[Start of section]
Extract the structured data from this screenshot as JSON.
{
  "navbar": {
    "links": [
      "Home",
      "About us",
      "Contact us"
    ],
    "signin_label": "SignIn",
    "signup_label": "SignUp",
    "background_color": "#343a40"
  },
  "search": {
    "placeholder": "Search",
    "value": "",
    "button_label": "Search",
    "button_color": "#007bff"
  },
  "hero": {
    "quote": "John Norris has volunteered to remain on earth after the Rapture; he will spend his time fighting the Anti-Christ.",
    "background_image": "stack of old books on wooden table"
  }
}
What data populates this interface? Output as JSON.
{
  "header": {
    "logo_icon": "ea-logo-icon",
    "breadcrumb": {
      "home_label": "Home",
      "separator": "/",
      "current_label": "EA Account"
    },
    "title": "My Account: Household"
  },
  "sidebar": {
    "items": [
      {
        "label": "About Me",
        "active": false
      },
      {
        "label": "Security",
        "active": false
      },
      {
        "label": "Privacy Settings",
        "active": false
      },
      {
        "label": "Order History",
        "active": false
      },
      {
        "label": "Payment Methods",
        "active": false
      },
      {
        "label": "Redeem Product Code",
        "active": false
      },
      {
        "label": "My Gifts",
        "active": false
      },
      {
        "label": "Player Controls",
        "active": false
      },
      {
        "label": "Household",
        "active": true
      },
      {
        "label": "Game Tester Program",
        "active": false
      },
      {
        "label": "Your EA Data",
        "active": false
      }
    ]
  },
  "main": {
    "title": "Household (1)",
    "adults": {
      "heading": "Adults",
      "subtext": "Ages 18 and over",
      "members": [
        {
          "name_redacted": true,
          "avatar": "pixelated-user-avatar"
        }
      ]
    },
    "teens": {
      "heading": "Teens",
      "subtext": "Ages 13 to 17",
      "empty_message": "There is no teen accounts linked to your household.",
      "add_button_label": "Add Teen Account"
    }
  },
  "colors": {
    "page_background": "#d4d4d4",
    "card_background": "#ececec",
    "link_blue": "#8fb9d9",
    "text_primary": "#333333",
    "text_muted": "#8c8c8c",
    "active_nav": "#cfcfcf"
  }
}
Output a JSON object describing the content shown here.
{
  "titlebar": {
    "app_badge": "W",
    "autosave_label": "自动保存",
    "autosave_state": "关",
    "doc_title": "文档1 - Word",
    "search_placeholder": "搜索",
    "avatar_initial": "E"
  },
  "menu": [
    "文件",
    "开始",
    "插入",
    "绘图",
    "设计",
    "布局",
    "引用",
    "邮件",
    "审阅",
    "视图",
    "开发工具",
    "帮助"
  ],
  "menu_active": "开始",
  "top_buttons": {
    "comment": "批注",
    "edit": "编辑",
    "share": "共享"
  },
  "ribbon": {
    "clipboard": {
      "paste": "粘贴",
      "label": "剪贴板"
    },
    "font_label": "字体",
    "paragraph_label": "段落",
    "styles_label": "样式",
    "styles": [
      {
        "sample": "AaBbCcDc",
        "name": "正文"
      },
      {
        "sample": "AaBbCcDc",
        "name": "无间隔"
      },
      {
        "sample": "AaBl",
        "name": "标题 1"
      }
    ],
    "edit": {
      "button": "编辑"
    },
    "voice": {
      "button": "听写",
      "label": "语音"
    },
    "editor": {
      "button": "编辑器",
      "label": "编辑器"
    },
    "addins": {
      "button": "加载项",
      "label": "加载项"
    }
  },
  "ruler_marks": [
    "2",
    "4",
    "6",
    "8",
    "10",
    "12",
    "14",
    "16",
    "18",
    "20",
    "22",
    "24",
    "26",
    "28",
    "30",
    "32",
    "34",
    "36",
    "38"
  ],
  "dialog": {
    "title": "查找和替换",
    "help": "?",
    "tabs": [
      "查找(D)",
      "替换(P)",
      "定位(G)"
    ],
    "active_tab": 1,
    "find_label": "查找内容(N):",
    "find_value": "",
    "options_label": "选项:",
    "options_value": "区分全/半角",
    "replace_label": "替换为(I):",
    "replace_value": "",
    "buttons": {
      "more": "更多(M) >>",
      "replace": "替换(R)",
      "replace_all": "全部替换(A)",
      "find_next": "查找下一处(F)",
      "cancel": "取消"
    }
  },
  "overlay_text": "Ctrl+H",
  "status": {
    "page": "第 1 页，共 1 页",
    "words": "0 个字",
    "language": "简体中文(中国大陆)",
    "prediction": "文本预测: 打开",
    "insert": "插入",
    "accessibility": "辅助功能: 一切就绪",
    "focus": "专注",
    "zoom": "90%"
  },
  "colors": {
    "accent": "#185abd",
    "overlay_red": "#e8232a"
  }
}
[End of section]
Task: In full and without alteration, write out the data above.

Answer box:
Extract the structured data from this screenshot as JSON.
{
  "navbar": {
    "links": [
      "Home",
      "About us",
      "Contact us"
    ],
    "signin_label": "SignIn",
    "signup_label": "SignUp",
    "background_color": "#343a40"
  },
  "search": {
    "placeholder": "Search",
    "value": "",
    "button_label": "Search",
    "button_color": "#007bff"
  },
  "hero": {
    "quote": "John Norris has volunteered to remain on earth after the Rapture; he will spend his time fighting the Anti-Christ.",
    "background_image": "stack of old books on wooden table"
  }
}
What data populates this interface? Output as JSON.
{
  "header": {
    "logo_icon": "ea-logo-icon",
    "breadcrumb": {
      "home_label": "Home",
      "separator": "/",
      "current_label": "EA Account"
    },
    "title": "My Account: Household"
  },
  "sidebar": {
    "items": [
      {
        "label": "About Me",
        "active": false
      },
      {
        "label": "Security",
        "active": false
      },
      {
        "label": "Privacy Settings",
        "active": false
      },
      {
        "label": "Order History",
        "active": false
      },
      {
        "label": "Payment Methods",
        "active": false
      },
      {
        "label": "Redeem Product Code",
        "active": false
      },
      {
        "label": "My Gifts",
        "active": false
      },
      {
        "label": "Player Controls",
        "active": false
      },
      {
        "label": "Household",
        "active": true
      },
      {
        "label": "Game Tester Program",
        "active": false
      },
      {
        "label": "Your EA Data",
        "active": false
      }
    ]
  },
  "main": {
    "title": "Household (1)",
    "adults": {
      "heading": "Adults",
      "subtext": "Ages 18 and over",
      "members": [
        {
          "name_redacted": true,
          "avatar": "pixelated-user-avatar"
        }
      ]
    },
    "teens": {
      "heading": "Teens",
      "subtext": "Ages 13 to 17",
      "empty_message": "There is no teen accounts linked to your household.",
      "add_button_label": "Add Teen Account"
    }
  },
  "colors": {
    "page_background": "#d4d4d4",
    "card_background": "#ececec",
    "link_blue": "#8fb9d9",
    "text_primary": "#333333",
    "text_muted": "#8c8c8c",
    "active_nav": "#cfcfcf"
  }
}
Output a JSON object describing the content shown here.
{
  "titlebar": {
    "app_badge": "W",
    "autosave_label": "自动保存",
    "autosave_state": "关",
    "doc_title": "文档1 - Word",
    "search_placeholder": "搜索",
    "avatar_initial": "E"
  },
  "menu": [
    "文件",
    "开始",
    "插入",
    "绘图",
    "设计",
    "布局",
    "引用",
    "邮件",
    "审阅",
    "视图",
    "开发工具",
    "帮助"
  ],
  "menu_active": "开始",
  "top_buttons": {
    "comment": "批注",
    "edit": "编辑",
    "share": "共享"
  },
  "ribbon": {
    "clipboard": {
      "paste": "粘贴",
      "label": "剪贴板"
    },
    "font_label": "字体",
    "paragraph_label": "段落",
    "styles_label": "样式",
    "styles": [
      {
        "sample": "AaBbCcDc",
        "name": "正文"
      },
      {
        "sample": "AaBbCcDc",
        "name": "无间隔"
      },
      {
        "sample": "AaBl",
        "name": "标题 1"
      }
    ],
    "edit": {
      "button": "编辑"
    },
    "voice": {
      "button": "听写",
      "label": "语音"
    },
    "editor": {
      "button": "编辑器",
      "label": "编辑器"
    },
    "addins": {
      "button": "加载项",
      "label": "加载项"
    }
  },
  "ruler_marks": [
    "2",
    "4",
    "6",
    "8",
    "10",
    "12",
    "14",
    "16",
    "18",
    "20",
    "22",
    "24",
    "26",
    "28",
    "30",
    "32",
    "34",
    "36",
    "38"
  ],
  "dialog": {
    "title": "查找和替换",
    "help": "?",
    "tabs": [
      "查找(D)",
      "替换(P)",
      "定位(G)"
    ],
    "active_tab": 1,
    "find_label": "查找内容(N):",
    "find_value": "",
    "options_label": "选项:",
    "options_value": "区分全/半角",
    "replace_label": "替换为(I):",
    "replace_value": "",
    "buttons": {
      "more": "更多(M) >>",
      "replace": "替换(R)",
      "replace_all": "全部替换(A)",
      "find_next": "查找下一处(F)",
      "cancel": "取消"
    }
  },
  "overlay_text": "Ctrl+H",
  "status": {
    "page": "第 1 页，共 1 页",
    "words": "0 个字",
    "language": "简体中文(中国大陆)",
    "prediction": "文本预测: 打开",
    "insert": "插入",
    "accessibility": "辅助功能: 一切就绪",
    "focus": "专注",
    "zoom": "90%"
  },
  "colors": {
    "accent": "#185abd",
    "overlay_red": "#e8232a"
  }
}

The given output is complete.